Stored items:
────────────────────

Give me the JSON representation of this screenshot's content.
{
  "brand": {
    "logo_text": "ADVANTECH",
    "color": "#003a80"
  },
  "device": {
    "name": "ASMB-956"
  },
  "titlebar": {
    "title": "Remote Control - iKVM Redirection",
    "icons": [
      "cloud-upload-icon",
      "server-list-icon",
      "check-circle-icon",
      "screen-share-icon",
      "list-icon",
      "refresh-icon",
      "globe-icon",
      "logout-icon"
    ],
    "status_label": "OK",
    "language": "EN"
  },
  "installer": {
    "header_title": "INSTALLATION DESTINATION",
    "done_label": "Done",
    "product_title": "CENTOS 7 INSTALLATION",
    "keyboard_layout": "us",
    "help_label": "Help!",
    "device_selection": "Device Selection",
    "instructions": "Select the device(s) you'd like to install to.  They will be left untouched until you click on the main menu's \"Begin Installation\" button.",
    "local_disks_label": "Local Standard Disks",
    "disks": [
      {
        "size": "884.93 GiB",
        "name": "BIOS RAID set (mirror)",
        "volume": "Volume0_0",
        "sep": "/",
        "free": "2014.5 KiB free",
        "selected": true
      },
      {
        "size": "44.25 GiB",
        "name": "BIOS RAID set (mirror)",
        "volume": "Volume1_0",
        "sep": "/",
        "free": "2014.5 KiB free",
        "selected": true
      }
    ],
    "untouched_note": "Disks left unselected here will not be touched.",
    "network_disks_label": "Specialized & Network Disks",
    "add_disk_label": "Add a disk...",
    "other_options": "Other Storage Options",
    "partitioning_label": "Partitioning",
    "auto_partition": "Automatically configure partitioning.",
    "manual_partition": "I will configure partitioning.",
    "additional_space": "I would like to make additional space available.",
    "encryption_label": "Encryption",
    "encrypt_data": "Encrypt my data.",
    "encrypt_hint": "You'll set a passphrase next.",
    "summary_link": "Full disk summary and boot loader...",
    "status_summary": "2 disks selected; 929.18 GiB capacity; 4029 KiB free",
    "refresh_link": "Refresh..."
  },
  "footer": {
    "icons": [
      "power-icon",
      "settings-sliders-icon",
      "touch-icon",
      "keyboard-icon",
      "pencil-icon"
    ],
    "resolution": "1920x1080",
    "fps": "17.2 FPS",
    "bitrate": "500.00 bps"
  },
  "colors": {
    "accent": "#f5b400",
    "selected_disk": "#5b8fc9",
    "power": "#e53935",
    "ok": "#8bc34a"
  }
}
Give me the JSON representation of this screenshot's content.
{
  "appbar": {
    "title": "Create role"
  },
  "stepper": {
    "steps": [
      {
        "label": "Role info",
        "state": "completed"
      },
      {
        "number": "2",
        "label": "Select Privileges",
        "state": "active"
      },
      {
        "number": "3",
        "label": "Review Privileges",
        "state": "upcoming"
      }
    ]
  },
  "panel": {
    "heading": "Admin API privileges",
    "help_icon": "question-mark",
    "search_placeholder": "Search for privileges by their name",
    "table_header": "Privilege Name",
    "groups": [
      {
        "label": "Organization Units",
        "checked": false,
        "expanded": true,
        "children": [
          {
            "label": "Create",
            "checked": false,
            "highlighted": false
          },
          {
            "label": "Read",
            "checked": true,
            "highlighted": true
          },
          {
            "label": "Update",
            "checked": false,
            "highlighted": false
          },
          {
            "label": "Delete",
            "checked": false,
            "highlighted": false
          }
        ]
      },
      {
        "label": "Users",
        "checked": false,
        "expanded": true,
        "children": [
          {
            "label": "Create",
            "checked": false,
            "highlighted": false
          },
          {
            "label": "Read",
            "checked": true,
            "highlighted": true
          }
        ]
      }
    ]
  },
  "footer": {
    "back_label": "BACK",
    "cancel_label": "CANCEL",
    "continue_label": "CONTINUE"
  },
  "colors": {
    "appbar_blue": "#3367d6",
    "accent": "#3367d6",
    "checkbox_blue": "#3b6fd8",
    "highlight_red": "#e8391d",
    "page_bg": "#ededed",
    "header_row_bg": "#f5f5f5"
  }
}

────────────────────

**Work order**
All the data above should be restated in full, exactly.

**Result of the task**
Give me the JSON representation of this screenshot's content.
{
  "brand": {
    "logo_text": "ADVANTECH",
    "color": "#003a80"
  },
  "device": {
    "name": "ASMB-956"
  },
  "titlebar": {
    "title": "Remote Control - iKVM Redirection",
    "icons": [
      "cloud-upload-icon",
      "server-list-icon",
      "check-circle-icon",
      "screen-share-icon",
      "list-icon",
      "refresh-icon",
      "globe-icon",
      "logout-icon"
    ],
    "status_label": "OK",
    "language": "EN"
  },
  "installer": {
    "header_title": "INSTALLATION DESTINATION",
    "done_label": "Done",
    "product_title": "CENTOS 7 INSTALLATION",
    "keyboard_layout": "us",
    "help_label": "Help!",
    "device_selection": "Device Selection",
    "instructions": "Select the device(s) you'd like to install to.  They will be left untouched until you click on the main menu's \"Begin Installation\" button.",
    "local_disks_label": "Local Standard Disks",
    "disks": [
      {
        "size": "884.93 GiB",
        "name": "BIOS RAID set (mirror)",
        "volume": "Volume0_0",
        "sep": "/",
        "free": "2014.5 KiB free",
        "selected": true
      },
      {
        "size": "44.25 GiB",
        "name": "BIOS RAID set (mirror)",
        "volume": "Volume1_0",
        "sep": "/",
        "free": "2014.5 KiB free",
        "selected": true
      }
    ],
    "untouched_note": "Disks left unselected here will not be touched.",
    "network_disks_label": "Specialized & Network Disks",
    "add_disk_label": "Add a disk...",
    "other_options": "Other Storage Options",
    "partitioning_label": "Partitioning",
    "auto_partition": "Automatically configure partitioning.",
    "manual_partition": "I will configure partitioning.",
    "additional_space": "I would like to make additional space available.",
    "encryption_label": "Encryption",
    "encrypt_data": "Encrypt my data.",
    "encrypt_hint": "You'll set a passphrase next.",
    "summary_link": "Full disk summary and boot loader...",
    "status_summary": "2 disks selected; 929.18 GiB capacity; 4029 KiB free",
    "refresh_link": "Refresh..."
  },
  "footer": {
    "icons": [
      "power-icon",
      "settings-sliders-icon",
      "touch-icon",
      "keyboard-icon",
      "pencil-icon"
    ],
    "resolution": "1920x1080",
    "fps": "17.2 FPS",
    "bitrate": "500.00 bps"
  },
  "colors": {
    "accent": "#f5b400",
    "selected_disk": "#5b8fc9",
    "power": "#e53935",
    "ok": "#8bc34a"
  }
}
Give me the JSON representation of this screenshot's content.
{
  "appbar": {
    "title": "Create role"
  },
  "stepper": {
    "steps": [
      {
        "label": "Role info",
        "state": "completed"
      },
      {
        "number": "2",
        "label": "Select Privileges",
        "state": "active"
      },
      {
        "number": "3",
        "label": "Review Privileges",
        "state": "upcoming"
      }
    ]
  },
  "panel": {
    "heading": "Admin API privileges",
    "help_icon": "question-mark",
    "search_placeholder": "Search for privileges by their name",
    "table_header": "Privilege Name",
    "groups": [
      {
        "label": "Organization Units",
        "checked": false,
        "expanded": true,
        "children": [
          {
            "label": "Create",
            "checked": false,
            "highlighted": false
          },
          {
            "label": "Read",
            "checked": true,
            "highlighted": true
          },
          {
            "label": "Update",
            "checked": false,
            "highlighted": false
          },
          {
            "label": "Delete",
            "checked": false,
            "highlighted": false
          }
        ]
      },
      {
        "label": "Users",
        "checked": false,
        "expanded": true,
        "children": [
          {
            "label": "Create",
            "checked": false,
            "highlighted": false
          },
          {
            "label": "Read",
            "checked": true,
            "highlighted": true
          }
        ]
      }
    ]
  },
  "footer": {
    "back_label": "BACK",
    "cancel_label": "CANCEL",
    "continue_label": "CONTINUE"
  },
  "colors": {
    "appbar_blue": "#3367d6",
    "accent": "#3367d6",
    "checkbox_blue": "#3b6fd8",
    "highlight_red": "#e8391d",
    "page_bg": "#ededed",
    "header_row_bg": "#f5f5f5"
  }
}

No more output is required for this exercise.